* Task instructions
In the answer, each line of the listing should appear again unchanged.

* Materials provided

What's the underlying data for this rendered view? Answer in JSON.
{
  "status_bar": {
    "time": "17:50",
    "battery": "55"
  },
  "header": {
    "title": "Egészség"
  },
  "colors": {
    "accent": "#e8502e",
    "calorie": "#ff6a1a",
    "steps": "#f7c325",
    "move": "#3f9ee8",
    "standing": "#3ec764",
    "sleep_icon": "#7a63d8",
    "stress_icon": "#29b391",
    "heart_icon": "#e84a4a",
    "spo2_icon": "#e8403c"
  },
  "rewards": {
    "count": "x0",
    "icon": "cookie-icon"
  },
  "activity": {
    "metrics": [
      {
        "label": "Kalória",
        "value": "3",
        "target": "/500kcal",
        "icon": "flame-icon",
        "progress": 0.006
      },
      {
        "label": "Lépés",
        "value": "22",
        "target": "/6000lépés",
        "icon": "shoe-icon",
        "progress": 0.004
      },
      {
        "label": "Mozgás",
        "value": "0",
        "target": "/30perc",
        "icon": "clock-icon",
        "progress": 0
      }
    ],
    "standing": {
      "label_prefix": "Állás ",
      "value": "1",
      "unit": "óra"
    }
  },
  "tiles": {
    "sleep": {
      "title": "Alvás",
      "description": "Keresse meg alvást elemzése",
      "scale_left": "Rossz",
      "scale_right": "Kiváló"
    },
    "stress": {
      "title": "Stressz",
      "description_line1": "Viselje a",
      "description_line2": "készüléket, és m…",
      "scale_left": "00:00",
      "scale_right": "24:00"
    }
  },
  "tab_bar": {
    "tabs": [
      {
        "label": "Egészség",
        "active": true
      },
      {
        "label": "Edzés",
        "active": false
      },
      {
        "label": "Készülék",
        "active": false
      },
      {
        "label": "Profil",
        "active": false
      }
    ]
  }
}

* The completed task
What's the underlying data for this rendered view? Answer in JSON.
{
  "status_bar": {
    "time": "17:50",
    "battery": "55"
  },
  "header": {
    "title": "Egészség"
  },
  "colors": {
    "accent": "#e8502e",
    "calorie": "#ff6a1a",
    "steps": "#f7c325",
    "move": "#3f9ee8",
    "standing": "#3ec764",
    "sleep_icon": "#7a63d8",
    "stress_icon": "#29b391",
    "heart_icon": "#e84a4a",
    "spo2_icon": "#e8403c"
  },
  "rewards": {
    "count": "x0",
    "icon": "cookie-icon"
  },
  "activity": {
    "metrics": [
      {
        "label": "Kalória",
        "value": "3",
        "target": "/500kcal",
        "icon": "flame-icon",
        "progress": 0.006
      },
      {
        "label": "Lépés",
        "value": "22",
        "target": "/6000lépés",
        "icon": "shoe-icon",
        "progress": 0.004
      },
      {
        "label": "Mozgás",
        "value": "0",
        "target": "/30perc",
        "icon": "clock-icon",
        "progress": 0
      }
    ],
    "standing": {
      "label_prefix": "Állás ",
      "value": "1",
      "unit": "óra"
    }
  },
  "tiles": {
    "sleep": {
      "title": "Alvás",
      "description": "Keresse meg alvást elemzése",
      "scale_left": "Rossz",
      "scale_right": "Kiváló"
    },
    "stress": {
      "title": "Stressz",
      "description_line1": "Viselje a",
      "description_line2": "készüléket, és m…",
      "scale_left": "00:00",
      "scale_right": "24:00"
    }
  },
  "tab_bar": {
    "tabs": [
      {
        "label": "Egészség",
        "active": true
      },
      {
        "label": "Edzés",
        "active": false
      },
      {
        "label": "Készülék",
        "active": false
      },
      {
        "label": "Profil",
        "active": false
      }
    ]
  }
}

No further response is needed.